WHAT IS EXPECTED
Identify each line below containing the string "lite" and copy it.
DATA UNDER STUDY section start
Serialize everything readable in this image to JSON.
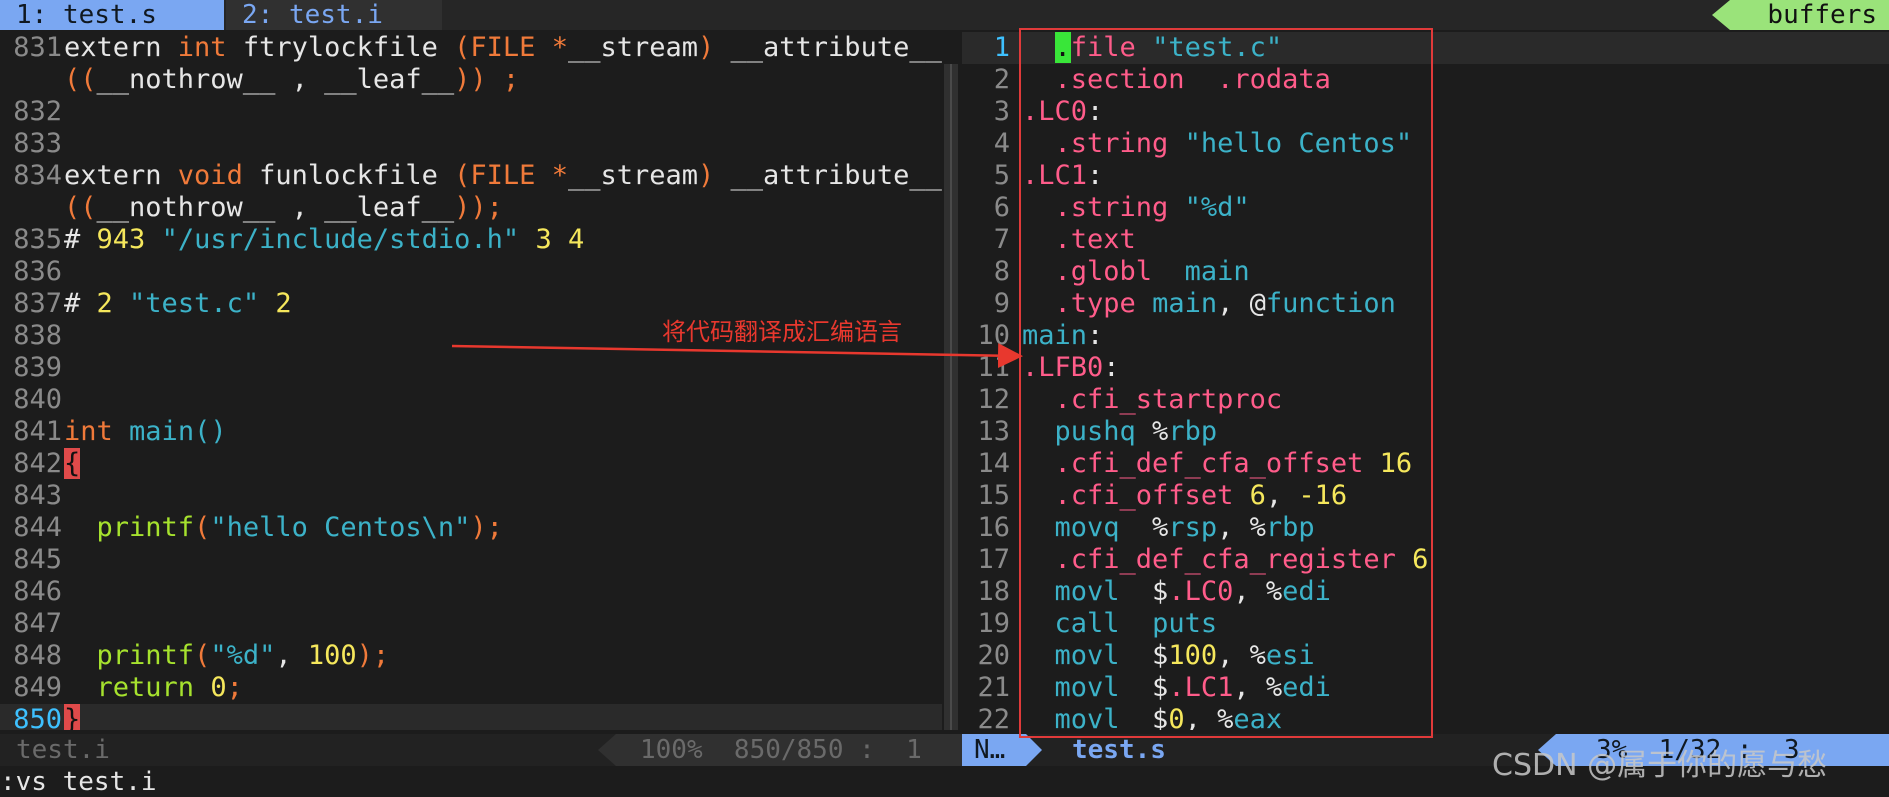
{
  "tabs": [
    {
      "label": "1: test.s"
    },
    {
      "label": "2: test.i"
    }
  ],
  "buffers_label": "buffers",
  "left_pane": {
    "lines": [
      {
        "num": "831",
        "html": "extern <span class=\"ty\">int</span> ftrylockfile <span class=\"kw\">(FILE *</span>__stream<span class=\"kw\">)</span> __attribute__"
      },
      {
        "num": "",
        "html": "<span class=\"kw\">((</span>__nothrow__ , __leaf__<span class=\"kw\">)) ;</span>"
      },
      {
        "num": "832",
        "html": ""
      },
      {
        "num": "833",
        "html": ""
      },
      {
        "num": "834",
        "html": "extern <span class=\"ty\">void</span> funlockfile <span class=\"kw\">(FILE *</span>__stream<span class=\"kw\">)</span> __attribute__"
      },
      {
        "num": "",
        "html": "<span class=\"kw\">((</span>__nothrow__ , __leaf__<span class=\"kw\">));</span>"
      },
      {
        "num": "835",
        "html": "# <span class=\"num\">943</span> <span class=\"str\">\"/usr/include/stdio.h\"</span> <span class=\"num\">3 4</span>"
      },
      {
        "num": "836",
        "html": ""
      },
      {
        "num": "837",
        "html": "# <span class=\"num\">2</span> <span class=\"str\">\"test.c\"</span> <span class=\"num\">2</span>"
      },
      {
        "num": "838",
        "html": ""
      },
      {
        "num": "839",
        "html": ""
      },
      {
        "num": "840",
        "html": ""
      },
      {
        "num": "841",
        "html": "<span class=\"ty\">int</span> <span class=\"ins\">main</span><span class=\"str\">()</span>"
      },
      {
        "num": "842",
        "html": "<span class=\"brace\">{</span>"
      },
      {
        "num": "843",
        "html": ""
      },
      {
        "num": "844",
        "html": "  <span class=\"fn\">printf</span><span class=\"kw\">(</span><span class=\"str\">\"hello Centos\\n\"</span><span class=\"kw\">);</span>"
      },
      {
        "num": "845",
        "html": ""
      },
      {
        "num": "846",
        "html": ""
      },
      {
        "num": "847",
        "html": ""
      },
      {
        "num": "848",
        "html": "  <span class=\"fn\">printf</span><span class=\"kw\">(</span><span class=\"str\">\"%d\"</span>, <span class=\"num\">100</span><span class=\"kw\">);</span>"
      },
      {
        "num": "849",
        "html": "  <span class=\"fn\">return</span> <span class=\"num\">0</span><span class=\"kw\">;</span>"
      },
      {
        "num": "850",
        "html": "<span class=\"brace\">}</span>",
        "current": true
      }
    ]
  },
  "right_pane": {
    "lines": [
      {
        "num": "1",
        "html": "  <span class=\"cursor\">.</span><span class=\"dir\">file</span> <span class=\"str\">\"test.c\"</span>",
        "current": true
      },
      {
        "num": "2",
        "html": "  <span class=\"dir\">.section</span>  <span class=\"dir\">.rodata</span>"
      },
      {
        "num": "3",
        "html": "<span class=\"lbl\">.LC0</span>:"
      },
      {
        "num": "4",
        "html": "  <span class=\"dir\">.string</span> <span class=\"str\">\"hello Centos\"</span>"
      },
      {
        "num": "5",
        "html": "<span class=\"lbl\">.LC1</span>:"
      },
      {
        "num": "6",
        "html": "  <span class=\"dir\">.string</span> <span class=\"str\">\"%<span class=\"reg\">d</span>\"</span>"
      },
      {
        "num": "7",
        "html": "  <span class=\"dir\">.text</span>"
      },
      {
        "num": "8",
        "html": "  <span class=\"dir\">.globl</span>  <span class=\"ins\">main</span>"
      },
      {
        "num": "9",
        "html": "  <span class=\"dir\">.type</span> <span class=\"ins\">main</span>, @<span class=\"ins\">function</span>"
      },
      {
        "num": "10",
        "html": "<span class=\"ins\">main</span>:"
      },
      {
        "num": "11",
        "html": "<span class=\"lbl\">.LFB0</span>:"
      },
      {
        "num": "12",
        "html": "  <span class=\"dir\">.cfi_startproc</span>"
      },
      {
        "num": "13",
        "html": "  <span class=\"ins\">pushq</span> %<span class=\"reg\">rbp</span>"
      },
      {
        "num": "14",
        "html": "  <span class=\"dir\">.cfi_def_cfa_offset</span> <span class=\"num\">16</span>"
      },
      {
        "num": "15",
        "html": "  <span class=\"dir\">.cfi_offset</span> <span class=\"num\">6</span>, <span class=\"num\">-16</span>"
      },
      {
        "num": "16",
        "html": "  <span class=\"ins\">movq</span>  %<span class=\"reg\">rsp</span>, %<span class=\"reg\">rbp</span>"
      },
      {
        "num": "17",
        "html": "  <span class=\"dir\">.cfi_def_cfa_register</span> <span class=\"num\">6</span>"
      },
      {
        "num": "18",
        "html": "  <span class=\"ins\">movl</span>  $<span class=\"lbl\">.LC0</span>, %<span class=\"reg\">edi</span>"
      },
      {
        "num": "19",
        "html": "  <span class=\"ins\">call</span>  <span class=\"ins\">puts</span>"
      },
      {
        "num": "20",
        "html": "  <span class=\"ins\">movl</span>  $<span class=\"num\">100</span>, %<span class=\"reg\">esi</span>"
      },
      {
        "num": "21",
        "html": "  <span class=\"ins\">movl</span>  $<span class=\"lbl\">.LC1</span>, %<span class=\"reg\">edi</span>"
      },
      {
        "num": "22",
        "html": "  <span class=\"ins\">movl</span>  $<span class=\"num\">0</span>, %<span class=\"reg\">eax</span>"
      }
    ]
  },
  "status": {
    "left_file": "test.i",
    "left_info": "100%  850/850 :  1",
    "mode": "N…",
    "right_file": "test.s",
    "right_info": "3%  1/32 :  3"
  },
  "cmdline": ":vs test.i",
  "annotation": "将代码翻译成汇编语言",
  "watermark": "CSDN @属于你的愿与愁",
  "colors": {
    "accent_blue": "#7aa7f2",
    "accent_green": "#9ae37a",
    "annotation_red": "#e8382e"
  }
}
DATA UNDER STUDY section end
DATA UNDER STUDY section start
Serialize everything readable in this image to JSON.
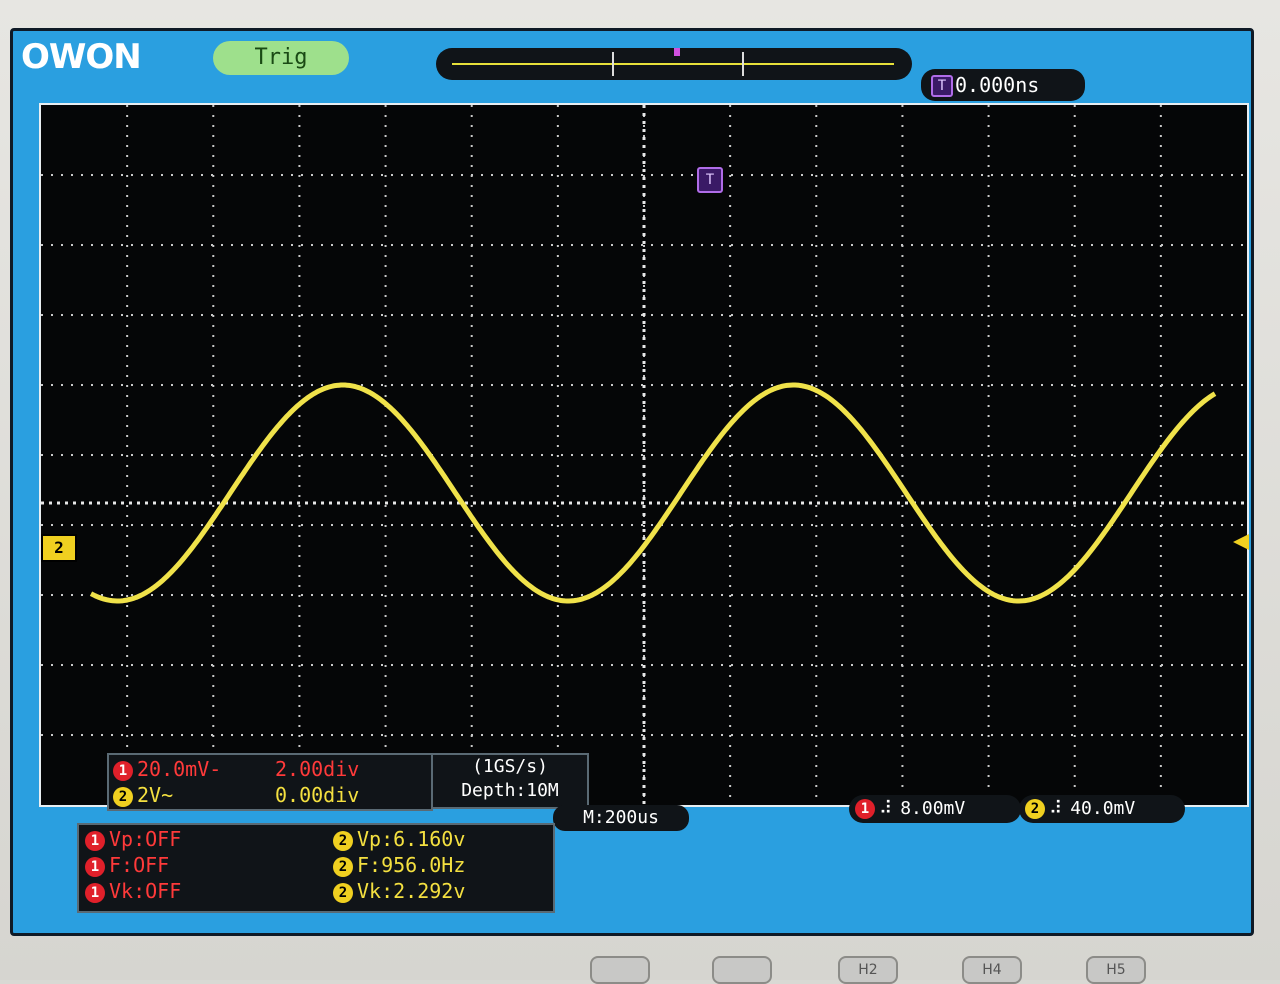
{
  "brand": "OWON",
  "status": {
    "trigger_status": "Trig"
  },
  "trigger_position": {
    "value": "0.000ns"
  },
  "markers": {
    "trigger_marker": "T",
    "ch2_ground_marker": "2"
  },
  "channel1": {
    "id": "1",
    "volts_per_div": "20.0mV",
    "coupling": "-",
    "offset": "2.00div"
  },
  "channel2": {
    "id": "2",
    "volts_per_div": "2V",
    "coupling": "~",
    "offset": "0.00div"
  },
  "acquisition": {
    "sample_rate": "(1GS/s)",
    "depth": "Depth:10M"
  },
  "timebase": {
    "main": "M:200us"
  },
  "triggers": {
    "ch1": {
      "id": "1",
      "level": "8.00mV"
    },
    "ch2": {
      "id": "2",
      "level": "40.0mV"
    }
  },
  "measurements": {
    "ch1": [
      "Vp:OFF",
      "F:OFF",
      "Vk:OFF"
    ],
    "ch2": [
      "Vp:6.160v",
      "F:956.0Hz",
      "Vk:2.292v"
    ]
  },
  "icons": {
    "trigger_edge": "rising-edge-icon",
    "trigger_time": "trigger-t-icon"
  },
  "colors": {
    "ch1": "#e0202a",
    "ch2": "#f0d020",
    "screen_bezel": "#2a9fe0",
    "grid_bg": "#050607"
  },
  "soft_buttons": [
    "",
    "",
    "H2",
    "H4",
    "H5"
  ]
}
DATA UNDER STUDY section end
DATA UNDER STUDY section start
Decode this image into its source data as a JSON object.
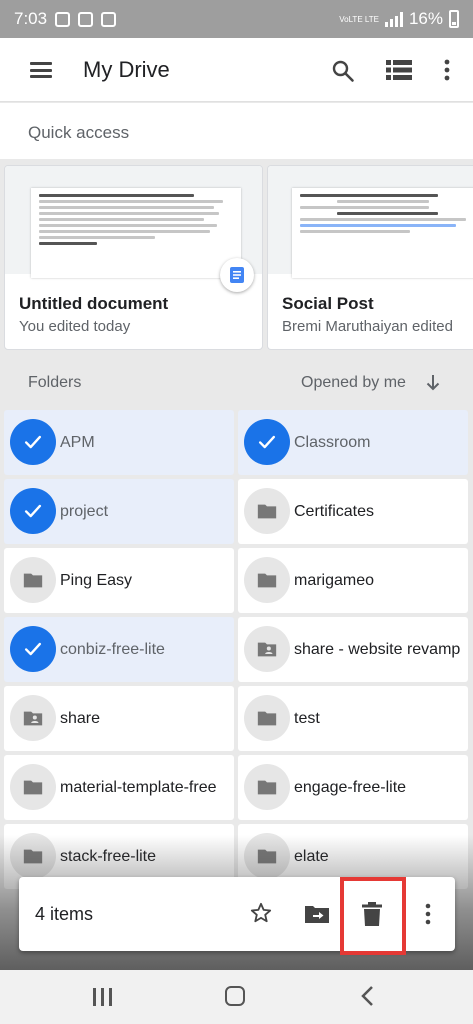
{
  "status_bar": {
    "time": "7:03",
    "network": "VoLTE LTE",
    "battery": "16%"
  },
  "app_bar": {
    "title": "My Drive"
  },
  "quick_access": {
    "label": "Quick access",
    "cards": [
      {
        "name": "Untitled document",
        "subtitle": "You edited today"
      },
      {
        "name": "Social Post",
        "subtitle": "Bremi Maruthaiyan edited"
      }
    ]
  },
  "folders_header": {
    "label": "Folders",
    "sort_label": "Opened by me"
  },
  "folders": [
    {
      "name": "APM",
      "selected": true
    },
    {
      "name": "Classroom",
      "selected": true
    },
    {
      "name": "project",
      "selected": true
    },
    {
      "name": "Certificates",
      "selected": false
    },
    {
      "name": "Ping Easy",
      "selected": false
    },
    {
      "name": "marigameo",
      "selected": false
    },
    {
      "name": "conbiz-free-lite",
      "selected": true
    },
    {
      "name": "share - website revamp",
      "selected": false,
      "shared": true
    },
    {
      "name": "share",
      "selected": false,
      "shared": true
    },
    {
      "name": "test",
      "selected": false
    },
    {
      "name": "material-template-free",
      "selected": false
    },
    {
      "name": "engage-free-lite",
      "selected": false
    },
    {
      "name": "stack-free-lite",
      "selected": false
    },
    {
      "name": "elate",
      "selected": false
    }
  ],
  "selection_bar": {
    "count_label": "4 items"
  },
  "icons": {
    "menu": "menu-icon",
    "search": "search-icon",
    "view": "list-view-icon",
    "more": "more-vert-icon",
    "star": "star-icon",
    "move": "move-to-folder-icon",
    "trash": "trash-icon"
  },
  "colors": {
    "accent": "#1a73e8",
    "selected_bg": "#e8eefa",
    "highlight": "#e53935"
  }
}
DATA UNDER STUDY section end
RESPONSE
      "name": "conbiz-free-lite",
      "name": "engage-free-lite",
      "name": "stack-free-lite",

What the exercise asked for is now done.